* Extracted entries *
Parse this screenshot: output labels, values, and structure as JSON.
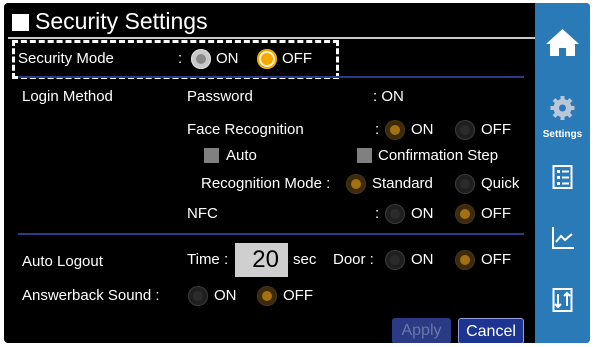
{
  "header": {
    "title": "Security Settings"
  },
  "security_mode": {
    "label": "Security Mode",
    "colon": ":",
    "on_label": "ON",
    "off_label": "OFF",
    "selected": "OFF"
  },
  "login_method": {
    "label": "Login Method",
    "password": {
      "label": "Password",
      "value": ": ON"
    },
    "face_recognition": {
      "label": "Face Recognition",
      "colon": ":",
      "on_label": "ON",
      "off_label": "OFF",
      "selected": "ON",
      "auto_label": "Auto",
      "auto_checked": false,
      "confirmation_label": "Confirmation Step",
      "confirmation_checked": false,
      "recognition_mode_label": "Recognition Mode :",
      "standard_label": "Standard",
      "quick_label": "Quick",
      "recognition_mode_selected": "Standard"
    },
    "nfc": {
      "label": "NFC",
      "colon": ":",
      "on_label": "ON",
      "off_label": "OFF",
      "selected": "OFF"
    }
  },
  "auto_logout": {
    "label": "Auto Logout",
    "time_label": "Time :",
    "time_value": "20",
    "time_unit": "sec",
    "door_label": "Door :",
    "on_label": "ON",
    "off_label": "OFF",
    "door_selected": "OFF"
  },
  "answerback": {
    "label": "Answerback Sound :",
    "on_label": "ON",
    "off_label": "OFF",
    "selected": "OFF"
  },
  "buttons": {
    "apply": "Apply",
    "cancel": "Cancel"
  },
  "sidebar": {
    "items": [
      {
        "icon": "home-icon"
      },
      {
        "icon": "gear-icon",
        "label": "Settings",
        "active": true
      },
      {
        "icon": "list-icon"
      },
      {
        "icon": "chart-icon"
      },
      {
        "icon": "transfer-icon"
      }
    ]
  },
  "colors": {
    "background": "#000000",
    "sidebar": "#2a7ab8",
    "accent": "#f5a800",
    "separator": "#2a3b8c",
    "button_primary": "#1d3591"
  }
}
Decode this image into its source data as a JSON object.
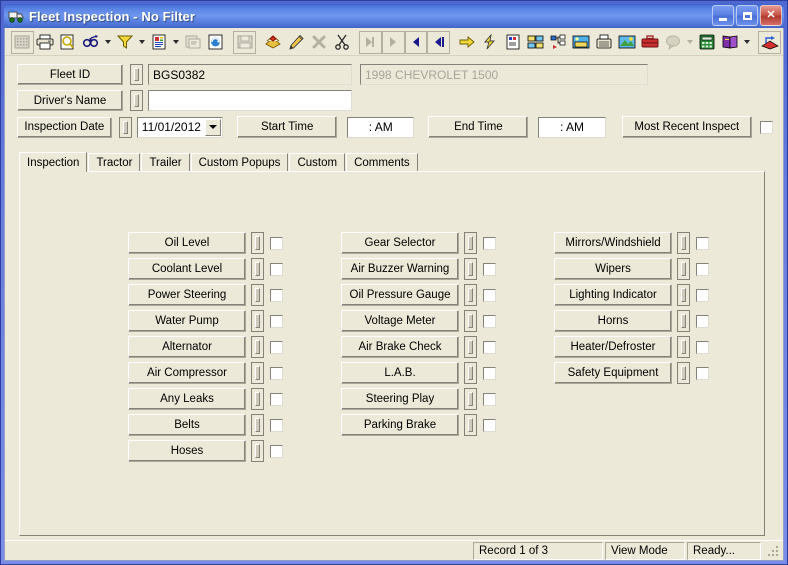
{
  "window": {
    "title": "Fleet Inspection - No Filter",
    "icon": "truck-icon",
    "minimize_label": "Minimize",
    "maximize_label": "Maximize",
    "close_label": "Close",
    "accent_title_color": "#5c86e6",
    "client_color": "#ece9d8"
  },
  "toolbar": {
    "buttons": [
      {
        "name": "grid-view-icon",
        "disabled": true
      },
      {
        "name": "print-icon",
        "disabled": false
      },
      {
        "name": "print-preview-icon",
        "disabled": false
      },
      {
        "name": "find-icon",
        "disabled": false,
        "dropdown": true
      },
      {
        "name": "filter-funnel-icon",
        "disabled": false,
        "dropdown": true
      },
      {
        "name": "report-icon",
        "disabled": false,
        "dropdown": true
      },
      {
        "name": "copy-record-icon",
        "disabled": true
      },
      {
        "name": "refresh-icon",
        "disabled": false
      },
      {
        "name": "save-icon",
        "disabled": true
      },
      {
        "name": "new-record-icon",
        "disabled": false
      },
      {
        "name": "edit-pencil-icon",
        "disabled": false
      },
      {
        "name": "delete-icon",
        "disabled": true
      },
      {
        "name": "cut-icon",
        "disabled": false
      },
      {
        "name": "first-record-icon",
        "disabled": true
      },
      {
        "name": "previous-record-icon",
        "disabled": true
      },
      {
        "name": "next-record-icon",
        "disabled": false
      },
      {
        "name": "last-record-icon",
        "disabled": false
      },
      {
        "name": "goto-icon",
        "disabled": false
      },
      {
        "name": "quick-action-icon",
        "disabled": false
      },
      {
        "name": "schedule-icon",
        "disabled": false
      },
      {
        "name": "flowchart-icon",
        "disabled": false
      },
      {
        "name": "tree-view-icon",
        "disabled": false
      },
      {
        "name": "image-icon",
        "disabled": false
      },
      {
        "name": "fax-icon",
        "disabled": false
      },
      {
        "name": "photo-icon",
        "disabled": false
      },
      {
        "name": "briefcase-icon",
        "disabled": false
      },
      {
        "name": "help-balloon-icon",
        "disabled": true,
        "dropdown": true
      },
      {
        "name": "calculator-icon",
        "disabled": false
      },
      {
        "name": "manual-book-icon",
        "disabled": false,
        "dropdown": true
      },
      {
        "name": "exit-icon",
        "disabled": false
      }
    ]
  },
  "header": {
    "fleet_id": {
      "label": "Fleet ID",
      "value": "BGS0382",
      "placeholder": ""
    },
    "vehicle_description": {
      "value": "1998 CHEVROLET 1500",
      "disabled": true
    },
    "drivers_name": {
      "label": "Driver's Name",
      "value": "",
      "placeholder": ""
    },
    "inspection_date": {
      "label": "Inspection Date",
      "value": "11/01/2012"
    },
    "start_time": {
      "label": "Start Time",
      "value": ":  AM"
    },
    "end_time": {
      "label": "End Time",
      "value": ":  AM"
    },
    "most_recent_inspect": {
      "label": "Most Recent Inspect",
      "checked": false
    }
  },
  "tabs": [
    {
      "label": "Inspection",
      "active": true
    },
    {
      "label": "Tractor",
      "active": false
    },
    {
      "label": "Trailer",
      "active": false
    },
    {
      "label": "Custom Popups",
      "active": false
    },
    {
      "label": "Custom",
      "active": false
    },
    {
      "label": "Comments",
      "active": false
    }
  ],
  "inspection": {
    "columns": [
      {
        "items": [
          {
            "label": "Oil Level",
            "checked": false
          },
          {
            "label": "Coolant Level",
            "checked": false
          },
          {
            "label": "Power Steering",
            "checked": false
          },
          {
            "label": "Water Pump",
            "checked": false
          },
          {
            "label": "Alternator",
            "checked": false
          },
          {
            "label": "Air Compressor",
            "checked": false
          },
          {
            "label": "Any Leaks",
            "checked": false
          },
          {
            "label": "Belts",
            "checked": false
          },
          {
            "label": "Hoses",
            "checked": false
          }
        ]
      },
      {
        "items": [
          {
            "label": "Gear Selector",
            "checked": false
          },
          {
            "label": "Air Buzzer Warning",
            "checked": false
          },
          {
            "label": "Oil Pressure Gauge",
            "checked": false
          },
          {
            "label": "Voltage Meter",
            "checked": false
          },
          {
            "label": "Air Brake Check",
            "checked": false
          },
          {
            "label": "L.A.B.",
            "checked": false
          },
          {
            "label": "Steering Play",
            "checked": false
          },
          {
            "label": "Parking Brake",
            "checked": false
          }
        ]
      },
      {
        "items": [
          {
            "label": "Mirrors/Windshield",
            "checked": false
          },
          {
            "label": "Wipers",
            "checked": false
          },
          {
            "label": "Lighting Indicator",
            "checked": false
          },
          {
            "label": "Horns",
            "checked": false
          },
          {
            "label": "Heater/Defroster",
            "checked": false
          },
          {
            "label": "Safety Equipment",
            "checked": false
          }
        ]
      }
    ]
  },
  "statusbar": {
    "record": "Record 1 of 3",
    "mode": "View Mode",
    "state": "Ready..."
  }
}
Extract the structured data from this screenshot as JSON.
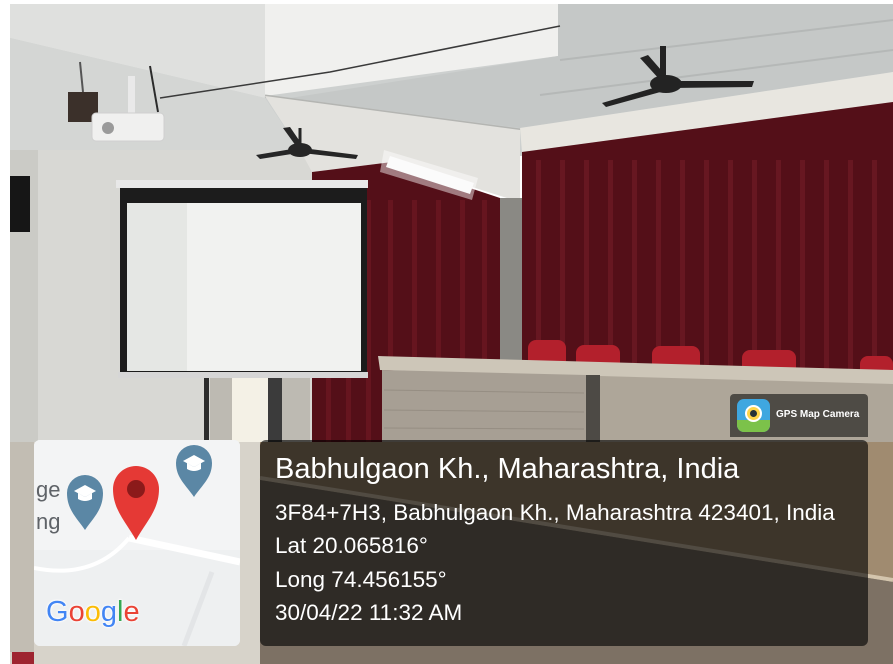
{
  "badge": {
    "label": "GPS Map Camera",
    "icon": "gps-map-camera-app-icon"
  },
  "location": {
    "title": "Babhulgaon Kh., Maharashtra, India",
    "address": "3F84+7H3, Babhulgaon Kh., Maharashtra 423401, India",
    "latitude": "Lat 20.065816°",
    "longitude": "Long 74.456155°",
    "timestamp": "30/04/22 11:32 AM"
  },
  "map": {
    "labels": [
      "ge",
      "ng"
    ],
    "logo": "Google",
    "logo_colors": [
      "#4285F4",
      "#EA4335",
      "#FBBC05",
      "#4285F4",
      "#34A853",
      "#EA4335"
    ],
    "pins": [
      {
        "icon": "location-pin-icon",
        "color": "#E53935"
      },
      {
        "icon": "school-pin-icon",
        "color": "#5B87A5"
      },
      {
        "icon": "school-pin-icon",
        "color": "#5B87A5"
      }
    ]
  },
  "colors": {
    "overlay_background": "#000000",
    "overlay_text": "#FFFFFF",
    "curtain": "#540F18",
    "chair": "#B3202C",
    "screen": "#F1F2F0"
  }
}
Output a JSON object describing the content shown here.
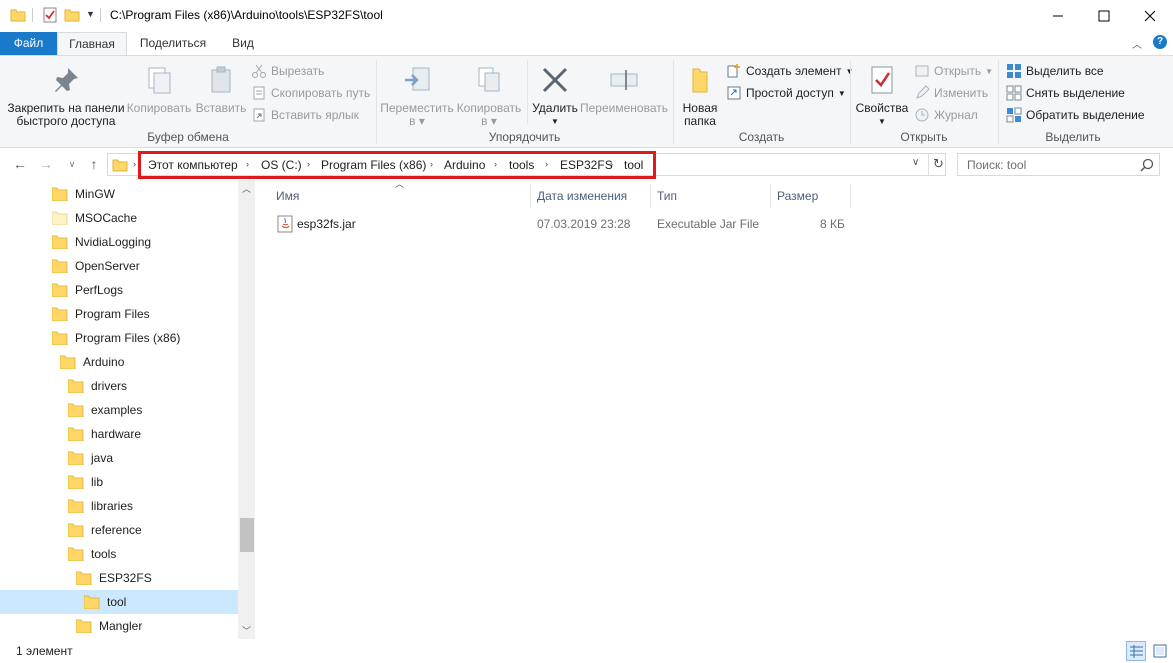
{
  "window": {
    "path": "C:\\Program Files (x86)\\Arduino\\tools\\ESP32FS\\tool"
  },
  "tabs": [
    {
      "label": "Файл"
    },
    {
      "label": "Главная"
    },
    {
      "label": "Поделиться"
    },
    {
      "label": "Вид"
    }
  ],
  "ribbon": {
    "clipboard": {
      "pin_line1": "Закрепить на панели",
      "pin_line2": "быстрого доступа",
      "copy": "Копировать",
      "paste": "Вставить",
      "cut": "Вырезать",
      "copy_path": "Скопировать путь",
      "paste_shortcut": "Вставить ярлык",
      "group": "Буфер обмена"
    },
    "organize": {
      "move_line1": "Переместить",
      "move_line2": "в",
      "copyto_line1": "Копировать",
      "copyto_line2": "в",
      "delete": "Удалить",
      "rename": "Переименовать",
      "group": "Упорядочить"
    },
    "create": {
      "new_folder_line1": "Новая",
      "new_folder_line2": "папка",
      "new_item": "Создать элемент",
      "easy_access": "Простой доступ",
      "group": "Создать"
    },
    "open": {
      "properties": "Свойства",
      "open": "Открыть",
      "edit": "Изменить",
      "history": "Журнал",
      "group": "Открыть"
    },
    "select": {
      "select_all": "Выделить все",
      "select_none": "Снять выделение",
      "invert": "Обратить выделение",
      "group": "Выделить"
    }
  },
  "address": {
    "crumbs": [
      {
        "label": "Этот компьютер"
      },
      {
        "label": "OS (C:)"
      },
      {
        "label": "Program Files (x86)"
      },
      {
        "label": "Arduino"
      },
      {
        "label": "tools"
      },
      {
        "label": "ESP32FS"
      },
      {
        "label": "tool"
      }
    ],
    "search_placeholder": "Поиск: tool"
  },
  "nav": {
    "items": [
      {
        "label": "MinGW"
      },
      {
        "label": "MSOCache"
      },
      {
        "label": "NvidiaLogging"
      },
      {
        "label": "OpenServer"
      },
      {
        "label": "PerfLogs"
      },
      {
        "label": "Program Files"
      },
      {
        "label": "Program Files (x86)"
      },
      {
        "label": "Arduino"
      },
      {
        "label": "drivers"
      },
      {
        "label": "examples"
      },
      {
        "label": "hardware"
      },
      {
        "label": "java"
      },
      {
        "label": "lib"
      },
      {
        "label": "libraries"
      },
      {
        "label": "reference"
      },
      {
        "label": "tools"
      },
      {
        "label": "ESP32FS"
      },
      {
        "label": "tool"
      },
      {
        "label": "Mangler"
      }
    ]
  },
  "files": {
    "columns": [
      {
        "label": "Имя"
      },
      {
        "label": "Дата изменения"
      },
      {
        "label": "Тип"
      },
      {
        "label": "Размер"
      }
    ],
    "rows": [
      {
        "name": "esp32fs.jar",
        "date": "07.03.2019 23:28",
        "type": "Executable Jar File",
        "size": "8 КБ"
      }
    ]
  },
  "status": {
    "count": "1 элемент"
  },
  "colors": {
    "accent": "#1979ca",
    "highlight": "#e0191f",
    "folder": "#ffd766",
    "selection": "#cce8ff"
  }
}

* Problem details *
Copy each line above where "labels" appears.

* Exercise solution *
Parse this screenshot: output labels, values, and structure as JSON.
    "labels": [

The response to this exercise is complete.